January 11, 2017 Published by Leave your thoughts
Post Categories: Naturopathic MedicineNews

For many people depressed moods and lower energy blow in along with snowstorms and cold fronts during this time of year. While the cause is still not entirely clear, the winter blues, also called seasonal affective disorder (SAD) seems to be related to a lack of bright light. Along with depressed mood, those suffering from the winter blues may also notice irritability, fatigue, increased sleep, loss of interest in sex, loss of interest in socializing, decreased or increased appetite and overeating. Often these symptoms will subside during the spring and summer months and increase during the winter months.

Before the snow has hit the ground, you’ve probably already begun counting down the weeks until spring. Well like it or not, old man winter is just around the corner, so here are some tips to get you through and beat those winter blues:
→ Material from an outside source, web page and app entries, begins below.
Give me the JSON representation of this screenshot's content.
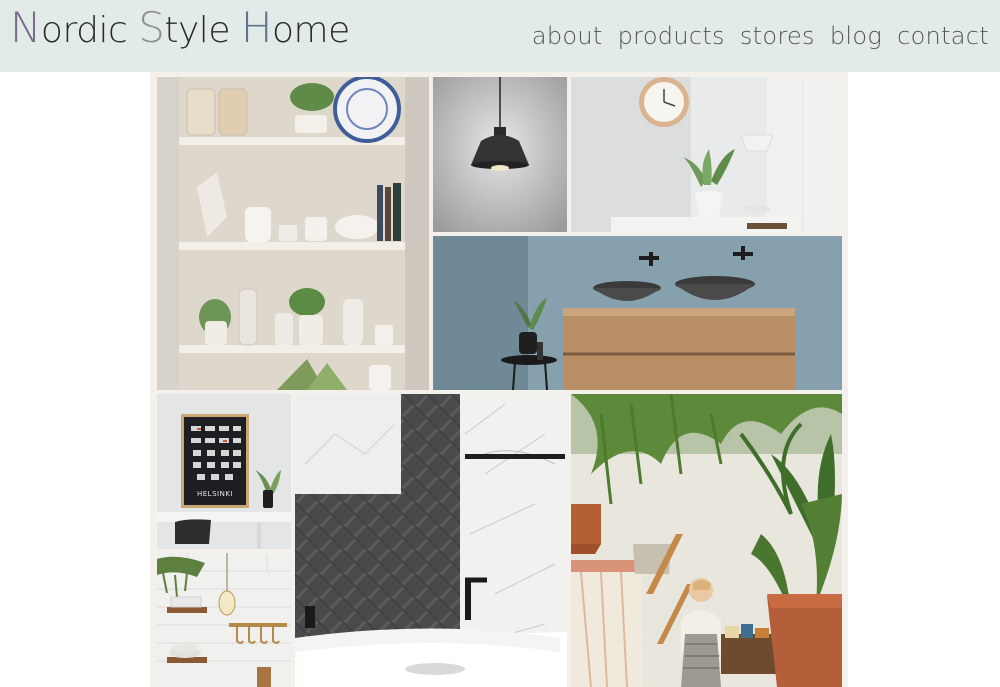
{
  "site": {
    "logo": {
      "word1_cap": "N",
      "word1_rest": "ordic ",
      "word2_cap": "S",
      "word2_rest": "tyle ",
      "word3_cap": "H",
      "word3_rest": "ome"
    },
    "colors": {
      "header_bg": "#e3ebe8",
      "logo_n": "#7b6c8c",
      "logo_s": "#8a8f94",
      "logo_h": "#5f7489",
      "nav_text": "#555555"
    }
  },
  "nav": {
    "items": [
      {
        "label": "about"
      },
      {
        "label": "products"
      },
      {
        "label": "stores"
      },
      {
        "label": "blog"
      },
      {
        "label": "contact"
      }
    ]
  },
  "gallery": {
    "tiles": [
      {
        "name": "kitchen-shelves-photo"
      },
      {
        "name": "pendant-lamp-photo"
      },
      {
        "name": "wall-clock-desk-photo"
      },
      {
        "name": "bathroom-vanity-photo"
      },
      {
        "name": "helsinki-poster-photo"
      },
      {
        "name": "kitchen-hooks-photo"
      },
      {
        "name": "herringbone-bath-photo"
      },
      {
        "name": "plants-child-photo"
      }
    ],
    "poster_caption": "HELSINKI"
  }
}
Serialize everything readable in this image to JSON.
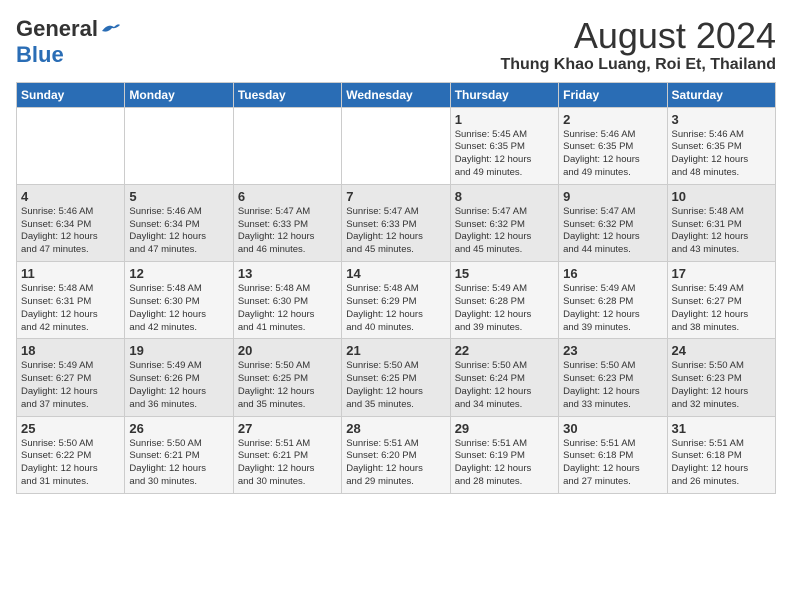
{
  "header": {
    "logo_line1": "General",
    "logo_line2": "Blue",
    "main_title": "August 2024",
    "subtitle": "Thung Khao Luang, Roi Et, Thailand"
  },
  "calendar": {
    "days_of_week": [
      "Sunday",
      "Monday",
      "Tuesday",
      "Wednesday",
      "Thursday",
      "Friday",
      "Saturday"
    ],
    "weeks": [
      [
        {
          "day": "",
          "detail": ""
        },
        {
          "day": "",
          "detail": ""
        },
        {
          "day": "",
          "detail": ""
        },
        {
          "day": "",
          "detail": ""
        },
        {
          "day": "1",
          "detail": "Sunrise: 5:45 AM\nSunset: 6:35 PM\nDaylight: 12 hours\nand 49 minutes."
        },
        {
          "day": "2",
          "detail": "Sunrise: 5:46 AM\nSunset: 6:35 PM\nDaylight: 12 hours\nand 49 minutes."
        },
        {
          "day": "3",
          "detail": "Sunrise: 5:46 AM\nSunset: 6:35 PM\nDaylight: 12 hours\nand 48 minutes."
        }
      ],
      [
        {
          "day": "4",
          "detail": "Sunrise: 5:46 AM\nSunset: 6:34 PM\nDaylight: 12 hours\nand 47 minutes."
        },
        {
          "day": "5",
          "detail": "Sunrise: 5:46 AM\nSunset: 6:34 PM\nDaylight: 12 hours\nand 47 minutes."
        },
        {
          "day": "6",
          "detail": "Sunrise: 5:47 AM\nSunset: 6:33 PM\nDaylight: 12 hours\nand 46 minutes."
        },
        {
          "day": "7",
          "detail": "Sunrise: 5:47 AM\nSunset: 6:33 PM\nDaylight: 12 hours\nand 45 minutes."
        },
        {
          "day": "8",
          "detail": "Sunrise: 5:47 AM\nSunset: 6:32 PM\nDaylight: 12 hours\nand 45 minutes."
        },
        {
          "day": "9",
          "detail": "Sunrise: 5:47 AM\nSunset: 6:32 PM\nDaylight: 12 hours\nand 44 minutes."
        },
        {
          "day": "10",
          "detail": "Sunrise: 5:48 AM\nSunset: 6:31 PM\nDaylight: 12 hours\nand 43 minutes."
        }
      ],
      [
        {
          "day": "11",
          "detail": "Sunrise: 5:48 AM\nSunset: 6:31 PM\nDaylight: 12 hours\nand 42 minutes."
        },
        {
          "day": "12",
          "detail": "Sunrise: 5:48 AM\nSunset: 6:30 PM\nDaylight: 12 hours\nand 42 minutes."
        },
        {
          "day": "13",
          "detail": "Sunrise: 5:48 AM\nSunset: 6:30 PM\nDaylight: 12 hours\nand 41 minutes."
        },
        {
          "day": "14",
          "detail": "Sunrise: 5:48 AM\nSunset: 6:29 PM\nDaylight: 12 hours\nand 40 minutes."
        },
        {
          "day": "15",
          "detail": "Sunrise: 5:49 AM\nSunset: 6:28 PM\nDaylight: 12 hours\nand 39 minutes."
        },
        {
          "day": "16",
          "detail": "Sunrise: 5:49 AM\nSunset: 6:28 PM\nDaylight: 12 hours\nand 39 minutes."
        },
        {
          "day": "17",
          "detail": "Sunrise: 5:49 AM\nSunset: 6:27 PM\nDaylight: 12 hours\nand 38 minutes."
        }
      ],
      [
        {
          "day": "18",
          "detail": "Sunrise: 5:49 AM\nSunset: 6:27 PM\nDaylight: 12 hours\nand 37 minutes."
        },
        {
          "day": "19",
          "detail": "Sunrise: 5:49 AM\nSunset: 6:26 PM\nDaylight: 12 hours\nand 36 minutes."
        },
        {
          "day": "20",
          "detail": "Sunrise: 5:50 AM\nSunset: 6:25 PM\nDaylight: 12 hours\nand 35 minutes."
        },
        {
          "day": "21",
          "detail": "Sunrise: 5:50 AM\nSunset: 6:25 PM\nDaylight: 12 hours\nand 35 minutes."
        },
        {
          "day": "22",
          "detail": "Sunrise: 5:50 AM\nSunset: 6:24 PM\nDaylight: 12 hours\nand 34 minutes."
        },
        {
          "day": "23",
          "detail": "Sunrise: 5:50 AM\nSunset: 6:23 PM\nDaylight: 12 hours\nand 33 minutes."
        },
        {
          "day": "24",
          "detail": "Sunrise: 5:50 AM\nSunset: 6:23 PM\nDaylight: 12 hours\nand 32 minutes."
        }
      ],
      [
        {
          "day": "25",
          "detail": "Sunrise: 5:50 AM\nSunset: 6:22 PM\nDaylight: 12 hours\nand 31 minutes."
        },
        {
          "day": "26",
          "detail": "Sunrise: 5:50 AM\nSunset: 6:21 PM\nDaylight: 12 hours\nand 30 minutes."
        },
        {
          "day": "27",
          "detail": "Sunrise: 5:51 AM\nSunset: 6:21 PM\nDaylight: 12 hours\nand 30 minutes."
        },
        {
          "day": "28",
          "detail": "Sunrise: 5:51 AM\nSunset: 6:20 PM\nDaylight: 12 hours\nand 29 minutes."
        },
        {
          "day": "29",
          "detail": "Sunrise: 5:51 AM\nSunset: 6:19 PM\nDaylight: 12 hours\nand 28 minutes."
        },
        {
          "day": "30",
          "detail": "Sunrise: 5:51 AM\nSunset: 6:18 PM\nDaylight: 12 hours\nand 27 minutes."
        },
        {
          "day": "31",
          "detail": "Sunrise: 5:51 AM\nSunset: 6:18 PM\nDaylight: 12 hours\nand 26 minutes."
        }
      ]
    ]
  }
}
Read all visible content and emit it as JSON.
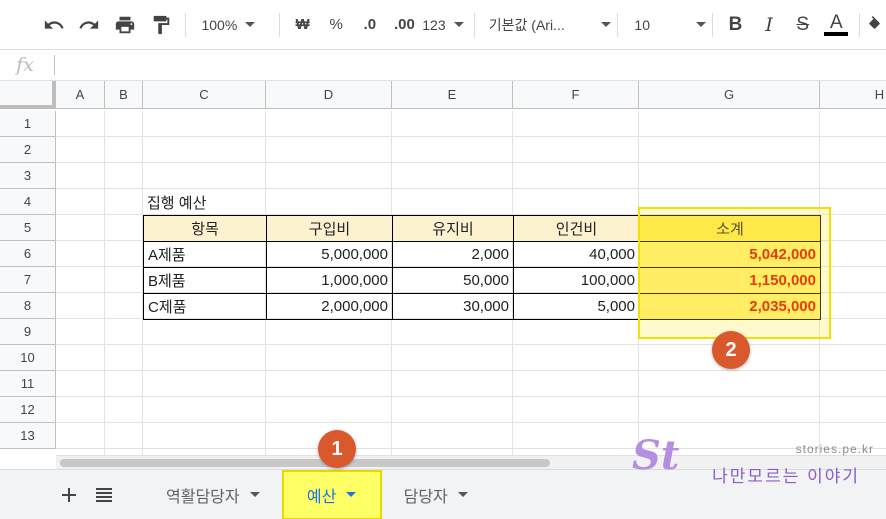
{
  "toolbar": {
    "zoom": "100%",
    "currency": "₩",
    "percent": "%",
    "dec_decrease": ".0",
    "dec_increase": ".00",
    "format_more": "123",
    "font": "기본값 (Ari...",
    "font_size": "10",
    "bold": "B",
    "italic": "I",
    "strike": "S",
    "text_color": "A"
  },
  "formula_bar": {
    "fx": "fx",
    "value": ""
  },
  "columns": [
    "A",
    "B",
    "C",
    "D",
    "E",
    "F",
    "G",
    "H"
  ],
  "rows": [
    "1",
    "2",
    "3",
    "4",
    "5",
    "6",
    "7",
    "8",
    "9",
    "10",
    "11",
    "12",
    "13"
  ],
  "sheet": {
    "title": "집행 예산",
    "headers": [
      "항목",
      "구입비",
      "유지비",
      "인건비",
      "소계"
    ],
    "data": [
      [
        "A제품",
        "5,000,000",
        "2,000",
        "40,000",
        "5,042,000"
      ],
      [
        "B제품",
        "1,000,000",
        "50,000",
        "100,000",
        "1,150,000"
      ],
      [
        "C제품",
        "2,000,000",
        "30,000",
        "5,000",
        "2,035,000"
      ]
    ]
  },
  "tabs": [
    "역활담당자",
    "예산",
    "담당자"
  ],
  "badges": [
    "1",
    "2"
  ],
  "watermark": {
    "url": "stories.pe.kr",
    "title": "나만모르는 이야기",
    "logo": "St"
  },
  "colors": {
    "header_fill": "#fdf2d0",
    "total_fill": "#ffef70",
    "total_text": "#e00000",
    "highlight": "#ffff66",
    "badge": "#d9582c",
    "active_tab_text": "#1a73e8"
  }
}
  1. Get at least 1 hour of outdoor sun exposure daily. Sit next to a window that has lots of light if you can’t get outside. You can also purchase an indoor light that is specific for SAD and keep it next to your desk at work or at home. Research has shown that light therapy can be as effective as anti-depressants, but with less side effects. Look for a fluorescent, full spectrum light source without ultraviolet wavelengths.
  2. Stay active! Getting at least 40 minutes of physical activity 3 or more times a week has been shown to help manage depressed mood. Try and embrace what winter has to offer. After all, it’s here no matter what so you might as well bundle up, get out there and enjoy it! Heck, you’d be surprised how many calories you can burn building a snowman. Walking, hiking, snow shoeing, cross-country and downhill skiing, and skating are great activities to help stay in shape, and have fun with the friends and family. Physical activity increases mood boosting chemicals which hang around long after exercise.
  3. Feed your brain. Eat quality protein with every meal and a variety of vegetables, fruit, healthy grains, nuts and seeds. This will help to ensure you are getting the necessary nutrients to produce those happy neurotransmitters. Try to include fatty fish such as salmon, sardines, mackerel, and herring 1-2 times/week to get those omega-3’s which are not only great for your brain and mood but also benefit the joints, heart, and skin.
  4. Reduce or eliminate Alcohol acts as a depressant so if your mood is already low it’s best to stay away. While most people can handle a moderate amount of alcohol, binge drinking, leaves you feeling more down, tired and depleted, especially the morning after.
  5. Stay Social. When we are feeling blue our automatic reaction is to withdraw from those around us. Though it may be a natural response, research has shown that those who lack social support are more at risk for depression. On the other hand, high level social support buffers or protects against mental and physical illness, and improves our resiliency to stress. Try to connect with loved ones as regularly as possible. When you’re feeling down in the dumps, it will also give you something to look forward to.

As the temperature and your mood begin to fall, try these tips to help lighten up!

Dr. Olivia Greenspan is currently a naturopathic doctor working at Holland Landing Health Centre in East Gwillimbury, Ontario, which services Holland Landing, Newmarket, Aurora, Keswick and Bradford areas. If you are interested in naturopathic services please contact Holland Landing Health Centre at 905-853-7900 or via e-mail at [email protected]!

References

Virk G, Reeves G, Rosenthal NE, Sher L, Postolache TT. 2009. Short exposure to light treatment improves depression scores in patients with seasonal affective disorder: A brief report. Int J Disabil Hum Dev. 8(3):283-286.

Miller AL. Epidemiology, etiology, and natural treatment of seasonal affective disorder. 2005. Altern Med Rev. 10(1):5-13.

Rethorst C., Wipfli, B., and Landers, D. 2009. The Antidepressive Effects of Exercise. A Meta-Analysis of Randomized Trials. Sports Medicine. 39(6):491–511

Ozbay F, Johnson D, Dimoulas E, Morgan CA, Charney D, Southwick S. 2007. Social Support and Resilience to Stress. From Neurobiology to Clinical Practice. Psychiatry. 4(5): 35–40